Published March 1, 2007.
Achieving a crisp crust and creamy—not gummy—interior is easier said than done in this simple Swiss potato cake.
Despite the simplicity of the recipe—grated potato seasoned with salt and pepper and fried in butter—roesti often has a gummy interior and a soggy, bland exterior.
We wanted a crunchy, crisp exterior encasing a tender, creamy interior tasting of little but earthy potato and, of course, rich butter.

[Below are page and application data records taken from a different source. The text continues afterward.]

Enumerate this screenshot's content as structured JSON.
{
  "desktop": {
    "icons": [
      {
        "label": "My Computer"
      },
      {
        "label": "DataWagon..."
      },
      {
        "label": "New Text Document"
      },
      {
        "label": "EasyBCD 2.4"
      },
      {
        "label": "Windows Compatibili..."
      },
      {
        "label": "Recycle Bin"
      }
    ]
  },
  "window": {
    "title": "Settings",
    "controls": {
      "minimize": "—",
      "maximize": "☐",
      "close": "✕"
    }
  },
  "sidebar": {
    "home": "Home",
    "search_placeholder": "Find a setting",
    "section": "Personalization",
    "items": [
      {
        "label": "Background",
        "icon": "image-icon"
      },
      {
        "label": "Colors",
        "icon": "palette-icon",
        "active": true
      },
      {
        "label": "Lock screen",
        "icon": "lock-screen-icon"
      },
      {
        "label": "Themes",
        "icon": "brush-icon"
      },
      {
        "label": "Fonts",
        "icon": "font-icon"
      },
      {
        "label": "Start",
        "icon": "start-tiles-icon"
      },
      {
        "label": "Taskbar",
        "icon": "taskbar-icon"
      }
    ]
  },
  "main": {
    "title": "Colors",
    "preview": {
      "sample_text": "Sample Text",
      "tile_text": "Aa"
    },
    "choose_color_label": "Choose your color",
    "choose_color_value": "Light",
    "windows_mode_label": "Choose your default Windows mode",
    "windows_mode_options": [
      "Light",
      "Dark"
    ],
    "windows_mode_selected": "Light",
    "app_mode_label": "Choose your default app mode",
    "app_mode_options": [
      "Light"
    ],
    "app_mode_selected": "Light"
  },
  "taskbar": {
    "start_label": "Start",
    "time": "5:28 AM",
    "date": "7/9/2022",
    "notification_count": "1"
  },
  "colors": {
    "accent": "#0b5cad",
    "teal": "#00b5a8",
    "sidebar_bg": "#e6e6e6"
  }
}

Our first two decisions were easy. We wanted to start with raw potatoes, since cooked potatoes must be cooled overnight to prevent crumbling when grated. And we chose Yukons over other potato types for their buttery flavor and sunny complexion, which emphasized the final caramel-colored crust. But figuring out the best cooking technique was a challenge. Producing a golden-brown crust wasn't much of a problem, but the inside always came out gluey and half-cooked. To solve the issue, we combined several techniques. We eliminated moisture by wringing them in a towel rather than patting them with a paper towel. We also needed to initially shape the grated potatoes into a cake rather than pack them tightly into the pan. Initially covering the potatoes then uncovering them to finish cooking created surprisingly light potatoes. Our final breakthrough came after studying the challenge posed by the potato's starch. We first needed to remove excess starch with a rinse in cold water before squeezing, but then needed to add back just enough starch to hold the patty together, so we tossed the rinsed, squeezed-dry grated potato with a teaspoon of cornstarch.list of recipes